§ WORK REQUEST: All entries below are to be returned in full, exactly as they stand.

[Dataset rows for apps and sites]
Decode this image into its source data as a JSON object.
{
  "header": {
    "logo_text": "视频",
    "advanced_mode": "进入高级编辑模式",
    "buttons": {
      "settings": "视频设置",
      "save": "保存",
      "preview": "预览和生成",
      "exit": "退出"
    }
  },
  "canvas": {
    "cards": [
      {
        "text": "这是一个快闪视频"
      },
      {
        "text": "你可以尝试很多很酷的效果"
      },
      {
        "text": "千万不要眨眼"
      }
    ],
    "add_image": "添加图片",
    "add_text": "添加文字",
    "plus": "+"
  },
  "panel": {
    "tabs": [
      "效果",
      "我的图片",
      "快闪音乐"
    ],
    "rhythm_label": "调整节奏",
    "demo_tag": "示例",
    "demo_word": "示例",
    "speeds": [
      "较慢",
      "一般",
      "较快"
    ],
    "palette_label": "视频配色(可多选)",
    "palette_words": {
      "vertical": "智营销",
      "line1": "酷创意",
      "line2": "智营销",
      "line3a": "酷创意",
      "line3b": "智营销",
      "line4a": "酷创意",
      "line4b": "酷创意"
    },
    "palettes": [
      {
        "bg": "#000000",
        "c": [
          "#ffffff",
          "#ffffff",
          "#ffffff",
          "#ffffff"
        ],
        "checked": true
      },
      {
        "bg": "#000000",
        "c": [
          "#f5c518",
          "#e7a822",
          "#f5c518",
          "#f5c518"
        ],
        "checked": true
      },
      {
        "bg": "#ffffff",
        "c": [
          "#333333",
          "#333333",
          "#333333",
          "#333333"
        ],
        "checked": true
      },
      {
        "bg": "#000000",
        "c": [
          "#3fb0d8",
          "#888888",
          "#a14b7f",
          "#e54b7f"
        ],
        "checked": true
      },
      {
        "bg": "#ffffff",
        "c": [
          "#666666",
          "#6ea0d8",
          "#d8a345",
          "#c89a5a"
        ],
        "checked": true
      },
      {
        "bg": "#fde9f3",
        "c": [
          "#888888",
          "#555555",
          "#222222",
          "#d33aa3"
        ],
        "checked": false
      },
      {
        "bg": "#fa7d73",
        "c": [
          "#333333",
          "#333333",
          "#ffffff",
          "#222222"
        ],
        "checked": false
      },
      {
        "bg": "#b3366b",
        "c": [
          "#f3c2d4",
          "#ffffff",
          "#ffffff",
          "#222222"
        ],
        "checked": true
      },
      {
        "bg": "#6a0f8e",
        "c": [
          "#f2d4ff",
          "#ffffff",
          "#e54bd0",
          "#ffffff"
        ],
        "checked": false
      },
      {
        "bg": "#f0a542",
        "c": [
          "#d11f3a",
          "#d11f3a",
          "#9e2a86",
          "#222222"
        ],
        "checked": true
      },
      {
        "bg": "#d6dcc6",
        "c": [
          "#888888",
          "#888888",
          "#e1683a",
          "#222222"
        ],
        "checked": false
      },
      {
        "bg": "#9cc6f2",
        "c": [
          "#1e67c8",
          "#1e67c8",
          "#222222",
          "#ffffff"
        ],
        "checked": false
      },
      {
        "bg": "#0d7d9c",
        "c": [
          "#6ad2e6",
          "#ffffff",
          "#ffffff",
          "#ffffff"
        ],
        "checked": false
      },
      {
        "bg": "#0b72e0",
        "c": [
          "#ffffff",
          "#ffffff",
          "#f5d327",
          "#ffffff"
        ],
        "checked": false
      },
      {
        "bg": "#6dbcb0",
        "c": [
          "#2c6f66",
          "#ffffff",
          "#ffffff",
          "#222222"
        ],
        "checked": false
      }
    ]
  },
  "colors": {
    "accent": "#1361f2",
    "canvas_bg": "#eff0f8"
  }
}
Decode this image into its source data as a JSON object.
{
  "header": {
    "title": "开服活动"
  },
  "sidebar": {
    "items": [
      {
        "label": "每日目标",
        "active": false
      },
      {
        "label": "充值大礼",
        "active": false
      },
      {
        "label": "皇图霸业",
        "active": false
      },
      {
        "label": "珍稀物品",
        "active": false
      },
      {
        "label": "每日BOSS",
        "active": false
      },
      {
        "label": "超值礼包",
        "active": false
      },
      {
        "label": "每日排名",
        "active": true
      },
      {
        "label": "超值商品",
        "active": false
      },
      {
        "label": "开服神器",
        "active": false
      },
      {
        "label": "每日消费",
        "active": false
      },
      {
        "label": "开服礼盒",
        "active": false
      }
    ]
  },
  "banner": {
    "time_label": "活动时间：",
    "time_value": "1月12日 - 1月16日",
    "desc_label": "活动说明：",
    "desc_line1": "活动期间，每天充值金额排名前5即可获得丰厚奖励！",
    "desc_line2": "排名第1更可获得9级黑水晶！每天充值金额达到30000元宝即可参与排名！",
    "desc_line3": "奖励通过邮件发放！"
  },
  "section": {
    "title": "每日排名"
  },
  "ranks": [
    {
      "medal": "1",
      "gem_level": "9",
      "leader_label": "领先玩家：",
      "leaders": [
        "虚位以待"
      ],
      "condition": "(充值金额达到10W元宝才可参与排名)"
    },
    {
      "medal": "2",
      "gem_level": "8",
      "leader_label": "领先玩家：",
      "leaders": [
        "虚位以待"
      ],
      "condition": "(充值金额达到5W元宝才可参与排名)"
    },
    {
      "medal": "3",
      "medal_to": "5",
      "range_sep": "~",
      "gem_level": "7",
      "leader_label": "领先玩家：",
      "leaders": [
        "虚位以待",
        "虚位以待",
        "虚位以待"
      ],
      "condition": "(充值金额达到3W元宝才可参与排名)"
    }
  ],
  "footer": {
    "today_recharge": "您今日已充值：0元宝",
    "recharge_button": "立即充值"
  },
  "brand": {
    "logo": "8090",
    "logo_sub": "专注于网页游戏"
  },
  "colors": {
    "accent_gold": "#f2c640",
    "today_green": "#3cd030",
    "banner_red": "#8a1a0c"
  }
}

§ WRITTEN ANSWER:
Decode this image into its source data as a JSON object.
{
  "header": {
    "logo_text": "视频",
    "advanced_mode": "进入高级编辑模式",
    "buttons": {
      "settings": "视频设置",
      "save": "保存",
      "preview": "预览和生成",
      "exit": "退出"
    }
  },
  "canvas": {
    "cards": [
      {
        "text": "这是一个快闪视频"
      },
      {
        "text": "你可以尝试很多很酷的效果"
      },
      {
        "text": "千万不要眨眼"
      }
    ],
    "add_image": "添加图片",
    "add_text": "添加文字",
    "plus": "+"
  },
  "panel": {
    "tabs": [
      "效果",
      "我的图片",
      "快闪音乐"
    ],
    "rhythm_label": "调整节奏",
    "demo_tag": "示例",
    "demo_word": "示例",
    "speeds": [
      "较慢",
      "一般",
      "较快"
    ],
    "palette_label": "视频配色(可多选)",
    "palette_words": {
      "vertical": "智营销",
      "line1": "酷创意",
      "line2": "智营销",
      "line3a": "酷创意",
      "line3b": "智营销",
      "line4a": "酷创意",
      "line4b": "酷创意"
    },
    "palettes": [
      {
        "bg": "#000000",
        "c": [
          "#ffffff",
          "#ffffff",
          "#ffffff",
          "#ffffff"
        ],
        "checked": true
      },
      {
        "bg": "#000000",
        "c": [
          "#f5c518",
          "#e7a822",
          "#f5c518",
          "#f5c518"
        ],
        "checked": true
      },
      {
        "bg": "#ffffff",
        "c": [
          "#333333",
          "#333333",
          "#333333",
          "#333333"
        ],
        "checked": true
      },
      {
        "bg": "#000000",
        "c": [
          "#3fb0d8",
          "#888888",
          "#a14b7f",
          "#e54b7f"
        ],
        "checked": true
      },
      {
        "bg": "#ffffff",
        "c": [
          "#666666",
          "#6ea0d8",
          "#d8a345",
          "#c89a5a"
        ],
        "checked": true
      },
      {
        "bg": "#fde9f3",
        "c": [
          "#888888",
          "#555555",
          "#222222",
          "#d33aa3"
        ],
        "checked": false
      },
      {
        "bg": "#fa7d73",
        "c": [
          "#333333",
          "#333333",
          "#ffffff",
          "#222222"
        ],
        "checked": false
      },
      {
        "bg": "#b3366b",
        "c": [
          "#f3c2d4",
          "#ffffff",
          "#ffffff",
          "#222222"
        ],
        "checked": true
      },
      {
        "bg": "#6a0f8e",
        "c": [
          "#f2d4ff",
          "#ffffff",
          "#e54bd0",
          "#ffffff"
        ],
        "checked": false
      },
      {
        "bg": "#f0a542",
        "c": [
          "#d11f3a",
          "#d11f3a",
          "#9e2a86",
          "#222222"
        ],
        "checked": true
      },
      {
        "bg": "#d6dcc6",
        "c": [
          "#888888",
          "#888888",
          "#e1683a",
          "#222222"
        ],
        "checked": false
      },
      {
        "bg": "#9cc6f2",
        "c": [
          "#1e67c8",
          "#1e67c8",
          "#222222",
          "#ffffff"
        ],
        "checked": false
      },
      {
        "bg": "#0d7d9c",
        "c": [
          "#6ad2e6",
          "#ffffff",
          "#ffffff",
          "#ffffff"
        ],
        "checked": false
      },
      {
        "bg": "#0b72e0",
        "c": [
          "#ffffff",
          "#ffffff",
          "#f5d327",
          "#ffffff"
        ],
        "checked": false
      },
      {
        "bg": "#6dbcb0",
        "c": [
          "#2c6f66",
          "#ffffff",
          "#ffffff",
          "#222222"
        ],
        "checked": false
      }
    ]
  },
  "colors": {
    "accent": "#1361f2",
    "canvas_bg": "#eff0f8"
  }
}
Decode this image into its source data as a JSON object.
{
  "header": {
    "title": "开服活动"
  },
  "sidebar": {
    "items": [
      {
        "label": "每日目标",
        "active": false
      },
      {
        "label": "充值大礼",
        "active": false
      },
      {
        "label": "皇图霸业",
        "active": false
      },
      {
        "label": "珍稀物品",
        "active": false
      },
      {
        "label": "每日BOSS",
        "active": false
      },
      {
        "label": "超值礼包",
        "active": false
      },
      {
        "label": "每日排名",
        "active": true
      },
      {
        "label": "超值商品",
        "active": false
      },
      {
        "label": "开服神器",
        "active": false
      },
      {
        "label": "每日消费",
        "active": false
      },
      {
        "label": "开服礼盒",
        "active": false
      }
    ]
  },
  "banner": {
    "time_label": "活动时间：",
    "time_value": "1月12日 - 1月16日",
    "desc_label": "活动说明：",
    "desc_line1": "活动期间，每天充值金额排名前5即可获得丰厚奖励！",
    "desc_line2": "排名第1更可获得9级黑水晶！每天充值金额达到30000元宝即可参与排名！",
    "desc_line3": "奖励通过邮件发放！"
  },
  "section": {
    "title": "每日排名"
  },
  "ranks": [
    {
      "medal": "1",
      "gem_level": "9",
      "leader_label": "领先玩家：",
      "leaders": [
        "虚位以待"
      ],
      "condition": "(充值金额达到10W元宝才可参与排名)"
    },
    {
      "medal": "2",
      "gem_level": "8",
      "leader_label": "领先玩家：",
      "leaders": [
        "虚位以待"
      ],
      "condition": "(充值金额达到5W元宝才可参与排名)"
    },
    {
      "medal": "3",
      "medal_to": "5",
      "range_sep": "~",
      "gem_level": "7",
      "leader_label": "领先玩家：",
      "leaders": [
        "虚位以待",
        "虚位以待",
        "虚位以待"
      ],
      "condition": "(充值金额达到3W元宝才可参与排名)"
    }
  ],
  "footer": {
    "today_recharge": "您今日已充值：0元宝",
    "recharge_button": "立即充值"
  },
  "brand": {
    "logo": "8090",
    "logo_sub": "专注于网页游戏"
  },
  "colors": {
    "accent_gold": "#f2c640",
    "today_green": "#3cd030",
    "banner_red": "#8a1a0c"
  }
}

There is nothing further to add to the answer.